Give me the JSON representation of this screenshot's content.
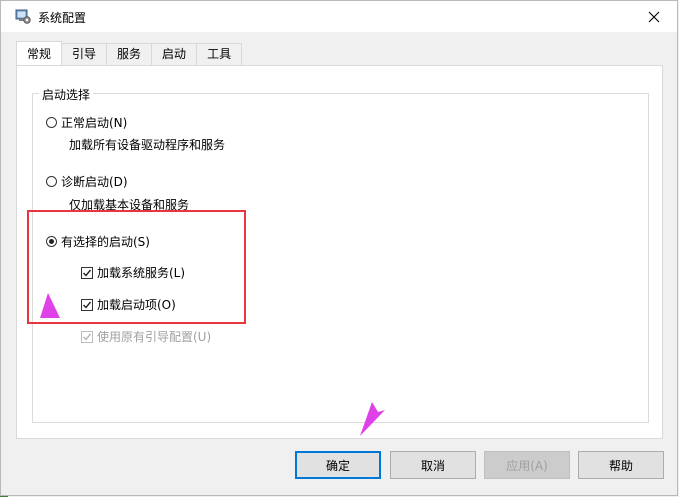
{
  "window": {
    "title": "系统配置"
  },
  "tabs": [
    {
      "label": "常规",
      "active": true
    },
    {
      "label": "引导",
      "active": false
    },
    {
      "label": "服务",
      "active": false
    },
    {
      "label": "启动",
      "active": false
    },
    {
      "label": "工具",
      "active": false
    }
  ],
  "startup_selection": {
    "legend": "启动选择",
    "normal": {
      "label": "正常启动(N)",
      "desc": "加载所有设备驱动程序和服务",
      "checked": false
    },
    "diagnostic": {
      "label": "诊断启动(D)",
      "desc": "仅加载基本设备和服务",
      "checked": false
    },
    "selective": {
      "label": "有选择的启动(S)",
      "checked": true
    },
    "options": [
      {
        "label": "加载系统服务(L)",
        "checked": true,
        "enabled": true
      },
      {
        "label": "加载启动项(O)",
        "checked": true,
        "enabled": true
      },
      {
        "label": "使用原有引导配置(U)",
        "checked": true,
        "enabled": false
      }
    ]
  },
  "buttons": {
    "ok": "确定",
    "cancel": "取消",
    "apply": "应用(A)",
    "help": "帮助"
  },
  "annotation_colors": {
    "box": "#e8363e",
    "arrow": "#e040e8"
  }
}
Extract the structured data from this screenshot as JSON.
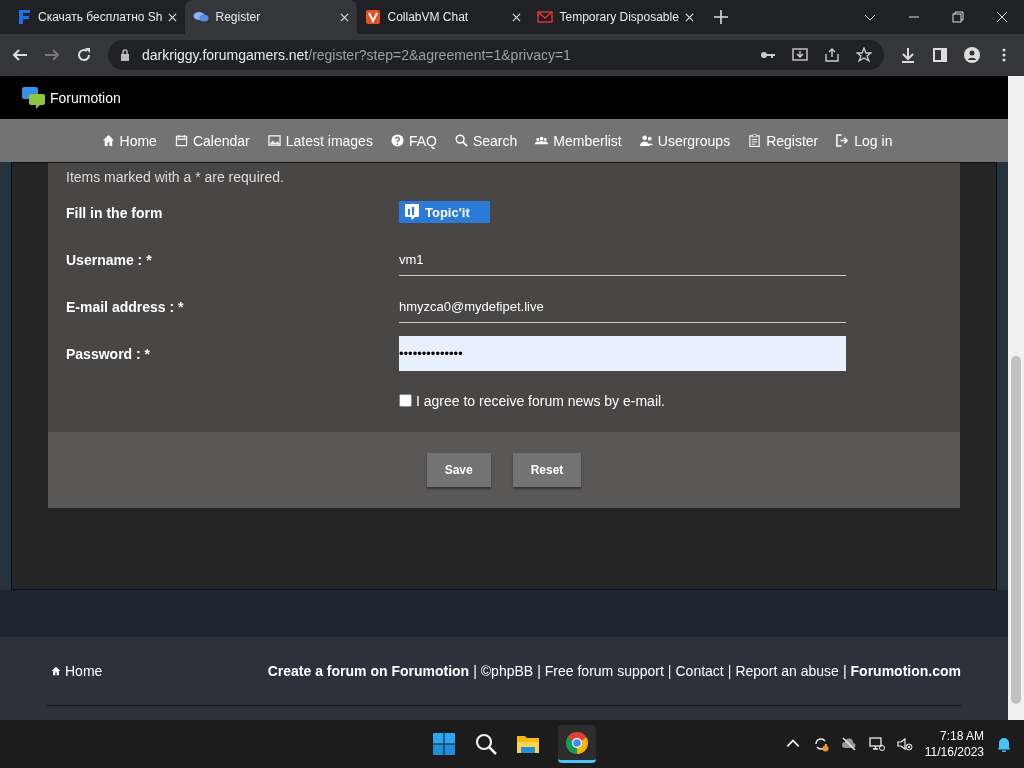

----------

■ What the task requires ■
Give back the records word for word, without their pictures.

■ Answer section ■
Give me the JSON representation of this screenshot's content.
{
  "window": {
    "title": "系统配置"
  },
  "tabs": [
    {
      "label": "常规",
      "active": true
    },
    {
      "label": "引导",
      "active": false
    },
    {
      "label": "服务",
      "active": false
    },
    {
      "label": "启动",
      "active": false
    },
    {
      "label": "工具",
      "active": false
    }
  ],
  "startup_selection": {
    "legend": "启动选择",
    "normal": {
      "label": "正常启动(N)",
      "desc": "加载所有设备驱动程序和服务",
      "checked": false
    },
    "diagnostic": {
      "label": "诊断启动(D)",
      "desc": "仅加载基本设备和服务",
      "checked": false
    },
    "selective": {
      "label": "有选择的启动(S)",
      "checked": true
    },
    "options": [
      {
        "label": "加载系统服务(L)",
        "checked": true,
        "enabled": true
      },
      {
        "label": "加载启动项(O)",
        "checked": true,
        "enabled": true
      },
      {
        "label": "使用原有引导配置(U)",
        "checked": true,
        "enabled": false
      }
    ]
  },
  "buttons": {
    "ok": "确定",
    "cancel": "取消",
    "apply": "应用(A)",
    "help": "帮助"
  },
  "annotation_colors": {
    "box": "#e8363e",
    "arrow": "#e040e8"
  }
}
Extract the structured data from this screenshot as JSON.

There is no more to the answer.